Also in this area, there was discussion of how to engage with different verticals with regards to private or MNO-deployed small cells, with Art King of Corning presenting an overview of the requirements of the transportation industry. And Colt brought the meeting right up to date on a complex, and rapidly changing, topic – the pros and cons of private, neutral host, multi-operator or public networks for indoor enterprise use, including the relationship to WiFi. The aim is to provide a practical decision tree for integrators, enterprises and other partners to understand the best options for them, which could have great value in accelerating decision processes and adoption.
On the technology side, an important activity, which spans the small cell components and the FAPI categories, is an effort, led by Picocom, to define core product configurations to suit different small cell deployment scenarios.
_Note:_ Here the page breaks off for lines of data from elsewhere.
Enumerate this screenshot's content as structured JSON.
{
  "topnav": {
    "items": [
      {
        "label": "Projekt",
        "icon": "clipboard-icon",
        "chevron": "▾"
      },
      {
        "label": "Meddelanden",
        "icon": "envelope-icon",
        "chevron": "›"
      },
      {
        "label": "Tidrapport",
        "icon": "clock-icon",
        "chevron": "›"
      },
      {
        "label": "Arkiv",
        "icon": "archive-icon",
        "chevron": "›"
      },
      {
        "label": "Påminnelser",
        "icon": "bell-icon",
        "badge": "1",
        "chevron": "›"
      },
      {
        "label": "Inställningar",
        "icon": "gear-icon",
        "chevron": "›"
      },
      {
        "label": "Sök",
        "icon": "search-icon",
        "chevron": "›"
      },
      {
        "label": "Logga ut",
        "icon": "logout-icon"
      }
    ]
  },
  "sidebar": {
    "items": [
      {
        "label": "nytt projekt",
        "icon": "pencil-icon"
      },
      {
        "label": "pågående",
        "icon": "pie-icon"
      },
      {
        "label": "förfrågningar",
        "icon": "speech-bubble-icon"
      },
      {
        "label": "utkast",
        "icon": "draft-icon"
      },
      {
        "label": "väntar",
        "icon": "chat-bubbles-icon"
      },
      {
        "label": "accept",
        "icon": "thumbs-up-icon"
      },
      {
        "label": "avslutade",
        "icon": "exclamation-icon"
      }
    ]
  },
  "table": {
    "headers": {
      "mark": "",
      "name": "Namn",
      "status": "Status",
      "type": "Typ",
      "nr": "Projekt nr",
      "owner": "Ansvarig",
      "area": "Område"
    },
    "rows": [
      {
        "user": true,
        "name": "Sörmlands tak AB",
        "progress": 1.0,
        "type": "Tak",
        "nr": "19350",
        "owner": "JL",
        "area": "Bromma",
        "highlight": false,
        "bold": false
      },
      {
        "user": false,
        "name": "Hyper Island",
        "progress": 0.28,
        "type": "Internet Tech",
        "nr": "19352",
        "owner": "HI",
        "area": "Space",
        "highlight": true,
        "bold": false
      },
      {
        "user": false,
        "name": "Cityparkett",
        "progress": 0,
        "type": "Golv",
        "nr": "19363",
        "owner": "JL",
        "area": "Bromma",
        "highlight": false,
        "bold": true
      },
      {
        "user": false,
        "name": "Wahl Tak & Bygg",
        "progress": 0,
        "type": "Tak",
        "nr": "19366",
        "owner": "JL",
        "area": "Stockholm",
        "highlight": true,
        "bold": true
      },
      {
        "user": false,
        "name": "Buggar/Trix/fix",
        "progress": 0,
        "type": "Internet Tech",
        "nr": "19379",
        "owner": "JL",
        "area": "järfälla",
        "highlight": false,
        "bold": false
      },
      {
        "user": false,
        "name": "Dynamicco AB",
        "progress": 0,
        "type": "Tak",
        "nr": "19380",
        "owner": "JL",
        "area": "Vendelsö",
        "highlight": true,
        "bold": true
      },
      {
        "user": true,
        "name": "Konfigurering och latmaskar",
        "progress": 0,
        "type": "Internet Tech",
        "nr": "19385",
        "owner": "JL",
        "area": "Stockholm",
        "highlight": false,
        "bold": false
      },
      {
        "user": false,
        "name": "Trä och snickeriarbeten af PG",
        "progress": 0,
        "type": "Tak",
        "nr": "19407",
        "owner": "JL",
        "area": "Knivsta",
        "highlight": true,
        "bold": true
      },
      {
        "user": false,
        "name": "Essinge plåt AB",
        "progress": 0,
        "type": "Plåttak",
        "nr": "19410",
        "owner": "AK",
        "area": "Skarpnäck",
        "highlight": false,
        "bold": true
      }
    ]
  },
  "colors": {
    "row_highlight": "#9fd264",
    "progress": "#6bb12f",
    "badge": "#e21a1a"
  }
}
From residential to urban, and from all-in-one to highly disaggregated and virtualized, many physical types of cell will be required to meet all the many requirements of 5G. However, this risks fragmentation, which SCF aims to address by establishing some baseline specifications for each major category of cell, allowing for large scale to be achieved, while leaving individual chip and system vendors the flexibility to differentiate within those frameworks.
There are also new projects to extend the 5G FAPI specifications, the centrepiece of the technical work within SCF in 2019 and one of its most important contributions to the vision of open, interoperable small cell networks, regardless of the architecture or functional split an operator chooses. The next priorities within FAPI are to define the 5G FAPI P4 Network Listen API (application programming interface), and 5G FAPI P19, which concerns scheduling and control of the RF front end.
Edge computing has been a major area of interest in the small cell community all year, and in Pittsburgh, there was an update from Rolf Schuster, director of the Open Edge Computing initiative, on the progress of that group, particularly with regard to integrating edge capabilities with private and enterprise cellular. The OEC is an example of the type of industry groups which are potential strong partners for SCF because they come from different areas of technology, but are increasingly focusing on mobile connectivity.
As this summary highlights, the plenary provided attendees with a packed couple of days, with wide-ranging yet well-focused discussions and a great deal of progress. The ideas and priorities will be taken forward in regular calls, and by many groups cooperating to finalize the documents and specs.
A full write-up of the plenary is available here (you’ll need to login first).